My wife is an attorney and pretty much says this is similar to the recent rulings on cannabis in CO and WA. If the Feds wants, they can sue the state and force them to remove the laws from their books, because federal law trumps state law, and there is already case law precedent (Wickard vs Filburn (http://en.wikipedia.org/wiki/Wickard_v._Filburn)) giving the federal government very broad powers under the commerce clause.

With the full legalization of recreational cannabis in WA and CO, and with something like 17 states having legal medical marijuana, I see a states taking steps to regain some of the power they've lost in the last 100 years or so. The states were set up to be laboratories of democracy (Louis Brandeis), and they can't accomplish this without being allowed to legislate locally as they see fit.

What do you guys think? Any legal minds here that think there actually is a chance states will be able to successfully challenge the federal government on this?

I think we need to let the supreme court have another look at the commerce clause and how the federal government uses it to expand its authority.

Tell her to check US v. Lopez (514 U.S. 549)

Montana did this like 3 yrs ago, they're currently at the 9th Circuit.


ETA: I was discussing this in the "ban" thread with someone who I can't remember, but we applied the FFAs to the pending AWB and mag capacity limits. If a magazine is made in a state, labelled for use only in that state, and never actually leaves the state (and thus never enters the stream of commerce), it probably can't be regulated under the commerce clause because Lopez put limits on Wickbard. But maybe not. We'll see.

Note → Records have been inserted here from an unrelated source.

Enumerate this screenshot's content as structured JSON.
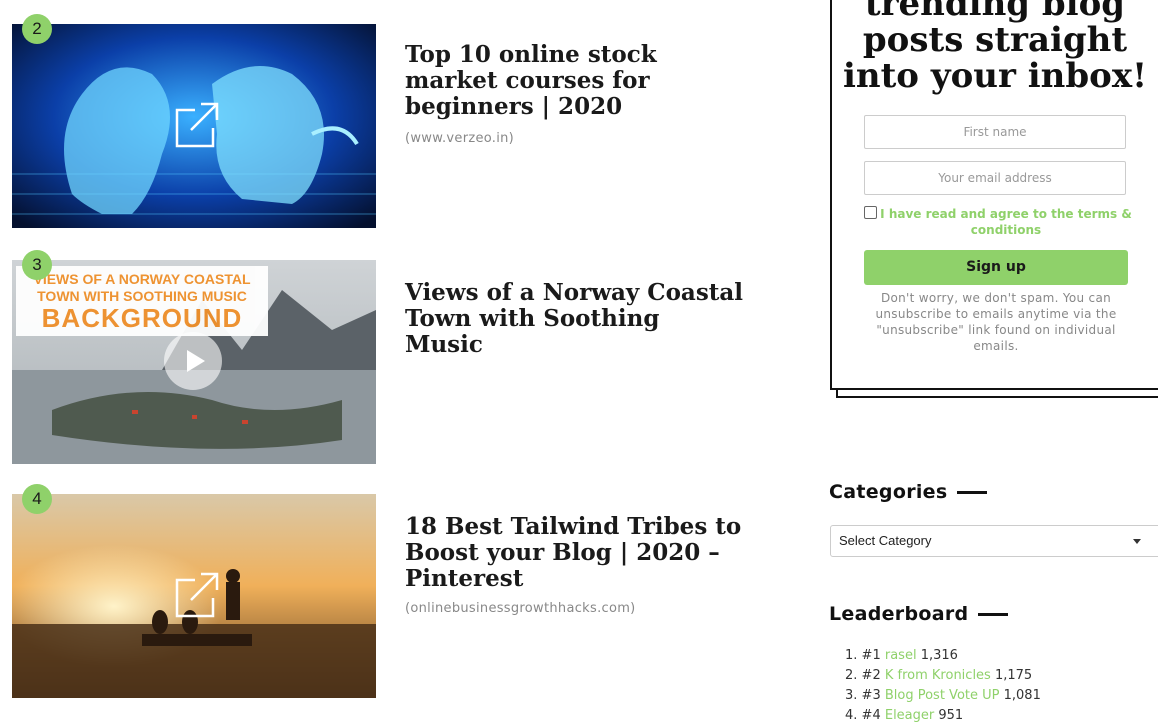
{
  "items": [
    {
      "rank": "2",
      "title": "Top 10 online stock market courses for beginners | 2020",
      "domain": "(www.verzeo.in)",
      "icon": "external-link-icon"
    },
    {
      "rank": "3",
      "title": "Views of a Norway Coastal Town with Soothing Music",
      "domain": "",
      "thumb_text_1": "VIEWS OF A NORWAY COASTAL",
      "thumb_text_2": "TOWN WITH SOOTHING MUSIC",
      "thumb_text_3": "BACKGROUND",
      "icon": "play-icon"
    },
    {
      "rank": "4",
      "title": "18 Best Tailwind Tribes to Boost your Blog | 2020 – Pinterest",
      "domain": "(onlinebusinessgrowthhacks.com)",
      "icon": "external-link-icon"
    }
  ],
  "newsletter": {
    "heading": "trending blog posts straight into your inbox!",
    "first_name_placeholder": "First name",
    "email_placeholder": "Your email address",
    "agree_label": "I have read and agree to the terms & conditions",
    "signup_label": "Sign up",
    "note": "Don't worry, we don't spam. You can unsubscribe to emails anytime via the \"unsubscribe\" link found on individual emails."
  },
  "categories": {
    "title": "Categories",
    "selected": "Select Category"
  },
  "leaderboard": {
    "title": "Leaderboard",
    "entries": [
      {
        "num": "1.",
        "rank": "#1",
        "name": "rasel",
        "score": "1,316"
      },
      {
        "num": "2.",
        "rank": "#2",
        "name": "K from Kronicles",
        "score": "1,175"
      },
      {
        "num": "3.",
        "rank": "#3",
        "name": "Blog Post Vote UP",
        "score": "1,081"
      },
      {
        "num": "4.",
        "rank": "#4",
        "name": "Eleager",
        "score": "951"
      }
    ]
  },
  "colors": {
    "accent": "#8fd16a",
    "text": "#1a1a1a",
    "muted": "#888888"
  }
}
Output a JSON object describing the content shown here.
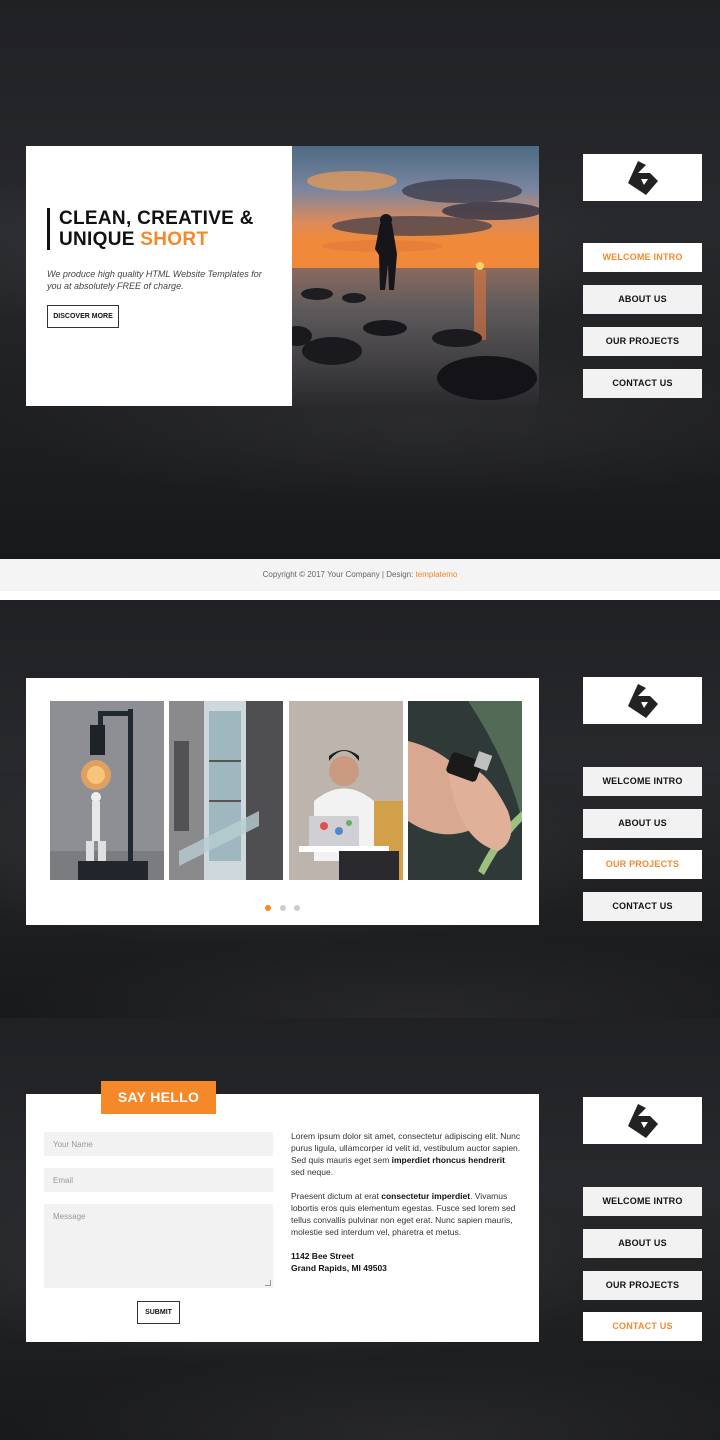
{
  "nav": {
    "items": [
      "WELCOME INTRO",
      "ABOUT US",
      "OUR PROJECTS",
      "CONTACT US"
    ]
  },
  "intro": {
    "title_line1": "CLEAN, CREATIVE &",
    "title_line2": "UNIQUE",
    "title_accent": "SHORT",
    "subtitle": "We produce high quality HTML Website Templates for you at absolutely FREE of charge.",
    "button": "DISCOVER MORE",
    "image_alt": "person standing on rocks at sunset by the sea"
  },
  "footer": {
    "copyright": "Copyright © 2017 Your Company | Design: ",
    "link": "templatemo"
  },
  "projects": {
    "thumbs": [
      "lamp-figure",
      "glass-building",
      "man-with-laptop",
      "smartwatch-hand"
    ],
    "dots": 3,
    "active_dot": 1
  },
  "contact": {
    "heading": "SAY HELLO",
    "name_placeholder": "Your Name",
    "email_placeholder": "Email",
    "message_placeholder": "Message",
    "submit": "SUBMIT",
    "para1_a": "Lorem ipsum dolor sit amet, consectetur adipiscing elit. Nunc purus ligula, ullamcorper id velit id, vestibulum auctor sapien. Sed quis mauris eget sem ",
    "para1_b": "imperdiet rhoncus hendrerit",
    "para1_c": " sed neque.",
    "para2_a": "Praesent dictum at erat ",
    "para2_b": "consectetur imperdiet",
    "para2_c": ". Vivamus lobortis eros quis elementum egestas. Fusce sed lorem sed tellus convallis pulvinar non eget erat. Nunc sapien mauris, molestie sed interdum vel, pharetra et metus.",
    "address_line1": "1142 Bee Street",
    "address_line2": "Grand Rapids, MI 49503"
  },
  "colors": {
    "accent": "#f5892a",
    "dark_bg": "#1e1f21",
    "card": "#ffffff"
  }
}
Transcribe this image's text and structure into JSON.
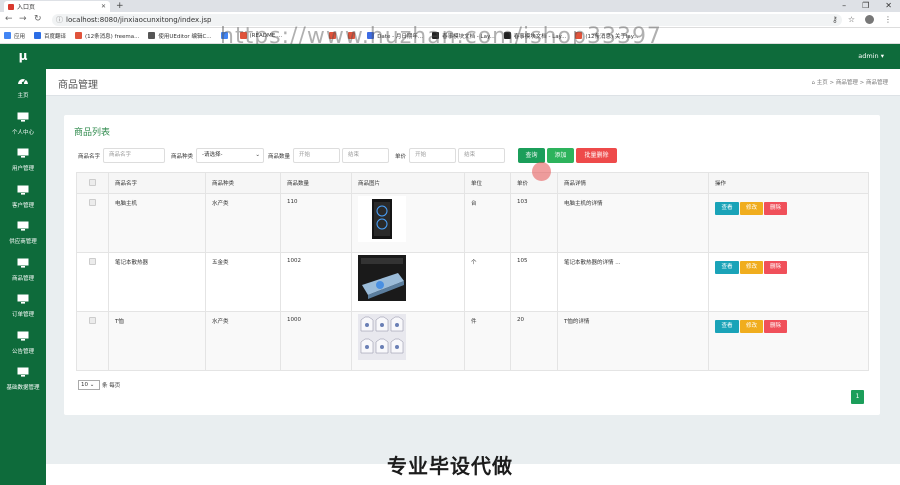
{
  "browser": {
    "tab_title": "入口页",
    "url": "localhost:8080/jinxiaocunxitong/index.jsp",
    "bookmarks": [
      {
        "label": "应用",
        "color": "#4285f4"
      },
      {
        "label": "百度翻译",
        "color": "#2b6de5"
      },
      {
        "label": "(12条消息) freema...",
        "color": "#e0533b"
      },
      {
        "label": "使用UEditor 编辑C...",
        "color": "#555555"
      },
      {
        "label": "",
        "color": "#4285f4"
      },
      {
        "label": "(README ...",
        "color": "#e0533b"
      },
      {
        "label": "",
        "color": "#ffffff"
      },
      {
        "label": "",
        "color": "#ffffff"
      },
      {
        "label": "",
        "color": "#e0533b"
      },
      {
        "label": "",
        "color": "#e0533b"
      },
      {
        "label": "Date - 月日期年...",
        "color": "#3d6ce4"
      },
      {
        "label": "春事模块文档 - Lay...",
        "color": "#222222"
      },
      {
        "label": "春事模块文档 - Lay...",
        "color": "#222222"
      },
      {
        "label": "(12条消息) 关于lay...",
        "color": "#e0533b"
      }
    ],
    "watermark": "https://www.huzhan.com/ishop33397"
  },
  "header": {
    "logo": "μ",
    "user": "admin ▾"
  },
  "sidebar": {
    "items": [
      {
        "label": "主页",
        "icon": "dashboard-icon"
      },
      {
        "label": "个人中心",
        "icon": "monitor-icon"
      },
      {
        "label": "用户管理",
        "icon": "monitor-icon"
      },
      {
        "label": "客户管理",
        "icon": "monitor-icon"
      },
      {
        "label": "供应商管理",
        "icon": "monitor-icon"
      },
      {
        "label": "商品管理",
        "icon": "monitor-icon"
      },
      {
        "label": "订单管理",
        "icon": "monitor-icon"
      },
      {
        "label": "公告管理",
        "icon": "monitor-icon"
      },
      {
        "label": "基础数据管理",
        "icon": "monitor-icon"
      }
    ]
  },
  "page": {
    "title": "商品管理",
    "breadcrumb": [
      "主页",
      "商品管理",
      "商品管理"
    ],
    "panel_title": "商品列表"
  },
  "filters": {
    "name_label": "商品名字",
    "name_placeholder": "商品名字",
    "type_label": "商品种类",
    "type_value": "-请选择-",
    "qty_label": "商品数量",
    "qty_start": "开始",
    "qty_end": "结束",
    "price_label": "单价",
    "price_start": "开始",
    "price_end": "结束",
    "search": "查询",
    "add": "添加",
    "batch_delete": "批量删除"
  },
  "table": {
    "headers": [
      "商品名字",
      "商品种类",
      "商品数量",
      "商品图片",
      "单位",
      "单价",
      "商品详情",
      "操作"
    ],
    "rows": [
      {
        "name": "电脑主机",
        "type": "水产类",
        "qty": "110",
        "image": "pc-case",
        "unit": "台",
        "price": "103",
        "detail": "电脑主机的详情"
      },
      {
        "name": "笔记本散热器",
        "type": "五金类",
        "qty": "1002",
        "image": "laptop-cooler",
        "unit": "个",
        "price": "105",
        "detail": "笔记本散热器的详情 ..."
      },
      {
        "name": "T恤",
        "type": "水产类",
        "qty": "1000",
        "image": "tshirts",
        "unit": "件",
        "price": "20",
        "detail": "T恤的详情"
      }
    ],
    "actions": {
      "view": "查看",
      "edit": "修改",
      "delete": "删除"
    }
  },
  "pagination": {
    "page_size": "10",
    "per_page_label": "条 每页",
    "current_page": "1"
  },
  "overlay_text": "专业毕设代做",
  "colors": {
    "primary": "#0e6b3b",
    "view": "#1aa3b8",
    "edit": "#f0ad1e",
    "delete": "#f0505a",
    "search": "#1b9e5a",
    "batch_delete": "#ee4a4a"
  }
}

Superhero
01-11-13, 01:02
We haven't looked into that case. I've read about it on Wiki but she gets pretty tired of looking at legal stuff all day so convincing her to discuss cases with someone who requires a lot of explanation of terms of art, certain precedents that need to be kept in mind, other laws that might apply etc. is not an easy task. I don't blame her. lol

Hopefully this case can get decided before another justice retires and Obama has a chance to appoint another anti-gun person to a position of authority.

For my part, I think we need to take a step back and reevaluate the ridiculous amount of power the federal government has over individual states. I'm a very left-leaning liberal and even I think it's ridiculous how far the Fed can go in controlling what states can and cannot do.




Tell her to check US v. Lopez (514 U.S. 549)

Montana did this like 3 yrs ago, they're currently at the 9th Circuit.


ETA: I was discussing this in the "ban" thread with someone who I can't remember, but we applied the FFAs to the pending AWB and mag capacity limits. If a magazine is made in a state, labelled for use only in that state, and never actually leaves the state (and thus never enters the stream of commerce), it probably can't be regulated under the commerce clause because Lopez put limits on Wickbard.

xjustintimex
01-11-13, 01:05
If anything could this not possibly allow some of the gun restriction to go to the supreme court, where we will have a shot at it being deemed unconstitutional. That was the strategy I figured they were pulling for when I read this.

Matt0317
01-11-13, 01:14
Yeah getting rid of the NFA would be sweet.